Each fall football season proves to be one of the most exciting times of the year. Football is fun to watch, but it’s hard to deny that the sport exposes the body to a variety of foot injuries. A foot injury that is common in football players is turf toe. In fact, Minnesota Viking’s safety Harrison Smith was recently side-lined because of this type of injury. The name sounds funny, but turf toe is no laughing matter to the player who suffers from it. Turf toe is a sprain to the ligaments of the big toe joint. Turf toe occurs when the big toe is forcibly bent up into hyperextension, such as when pushing off into a sprint while having the toe stuck flat on the ground. This injury is common in football players because artificial grass “aka” “turf” is harder than natural grass and has less shock absorption Turf toe can happen to football players of any level.
The most common symptoms of turf toe are pain, swelling, and limited movement at the big toe joint. Symptoms develop slowly and can get worse if there is repeated injury. A forceful injury to the big toe can cause immediate pain that gets worse over 24 hours. Some patients may even feel a “pop” at the time of injury.
Like ankle sprains, rest, ice, compression, and elevation (R.I.C.E) can be used to treat turf toe. However, it is important to make an appointment at Affiliated Foot and Ankle, located in Howell, New Jersey, if your pain does not resolve or gets worse in the following weeks. If not treated correctly, turf toe can lead to a decrease in the range of motion of the big toe joint and even a complete loss of range of motion. If you find it difficult to walk on the foot, an X-ray of your foot should be done to rule out a possible fracture. Most turf toe injuries are treated without surgery. In addition to R.I.C.E. therapy, your podiatrist may recommend medication that can control pain and reduce inflammation, tape your toe to reduce stress, or immobilize your foot through the use of a surgical shoe or cast boot. Most turf toe injuries heal within 2-3 weeks. Physical therapy may be needed for strengthening and range of motion improvement.

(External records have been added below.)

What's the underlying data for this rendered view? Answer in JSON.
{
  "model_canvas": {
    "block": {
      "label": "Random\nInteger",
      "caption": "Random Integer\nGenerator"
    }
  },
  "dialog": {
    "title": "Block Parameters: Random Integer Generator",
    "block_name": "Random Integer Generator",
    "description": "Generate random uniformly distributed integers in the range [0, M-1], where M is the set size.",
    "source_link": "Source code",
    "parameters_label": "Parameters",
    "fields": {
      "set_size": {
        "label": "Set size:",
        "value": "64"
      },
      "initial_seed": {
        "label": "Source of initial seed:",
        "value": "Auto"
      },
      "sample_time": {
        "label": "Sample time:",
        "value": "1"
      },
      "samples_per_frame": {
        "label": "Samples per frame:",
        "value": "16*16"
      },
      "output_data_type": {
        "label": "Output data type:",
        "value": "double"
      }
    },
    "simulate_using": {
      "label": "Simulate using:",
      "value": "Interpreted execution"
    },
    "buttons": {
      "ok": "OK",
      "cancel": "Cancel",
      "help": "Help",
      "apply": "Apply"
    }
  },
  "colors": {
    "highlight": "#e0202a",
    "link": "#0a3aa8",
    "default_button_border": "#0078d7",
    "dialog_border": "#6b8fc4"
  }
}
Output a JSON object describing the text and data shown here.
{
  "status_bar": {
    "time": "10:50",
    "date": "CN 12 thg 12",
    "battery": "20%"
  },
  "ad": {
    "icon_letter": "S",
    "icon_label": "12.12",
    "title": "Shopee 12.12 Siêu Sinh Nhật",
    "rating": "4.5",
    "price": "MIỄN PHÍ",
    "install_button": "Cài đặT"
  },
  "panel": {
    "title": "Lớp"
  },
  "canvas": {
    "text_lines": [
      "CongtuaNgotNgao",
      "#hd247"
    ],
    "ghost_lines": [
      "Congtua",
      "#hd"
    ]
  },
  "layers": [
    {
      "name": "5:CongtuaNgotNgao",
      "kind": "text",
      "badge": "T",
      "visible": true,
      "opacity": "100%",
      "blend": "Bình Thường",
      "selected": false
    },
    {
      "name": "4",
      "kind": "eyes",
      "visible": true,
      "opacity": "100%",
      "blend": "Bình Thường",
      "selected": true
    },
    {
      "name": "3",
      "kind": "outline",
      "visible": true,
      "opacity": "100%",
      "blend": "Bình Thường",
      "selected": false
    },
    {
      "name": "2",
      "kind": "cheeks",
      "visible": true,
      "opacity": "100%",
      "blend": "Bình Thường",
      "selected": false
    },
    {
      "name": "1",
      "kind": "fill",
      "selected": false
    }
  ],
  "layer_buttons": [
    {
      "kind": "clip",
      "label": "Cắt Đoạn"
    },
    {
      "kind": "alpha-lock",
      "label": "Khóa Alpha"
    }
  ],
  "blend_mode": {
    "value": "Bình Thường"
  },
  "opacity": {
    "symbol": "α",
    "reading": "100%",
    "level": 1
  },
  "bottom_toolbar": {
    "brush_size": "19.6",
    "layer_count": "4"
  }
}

Remember to give your toe time to heal. Many athletes return to the field too soon, leading to further damage. Once you are completely healed and can return to normal activity, wear shoes that fit properly and have soles rigid enough to protect the big toe joint. Also, avoid playing or practicing on fields that are not properly maintained. Finally, even though football is not the most gentle of sports, always try to be safe and use common sense on the field.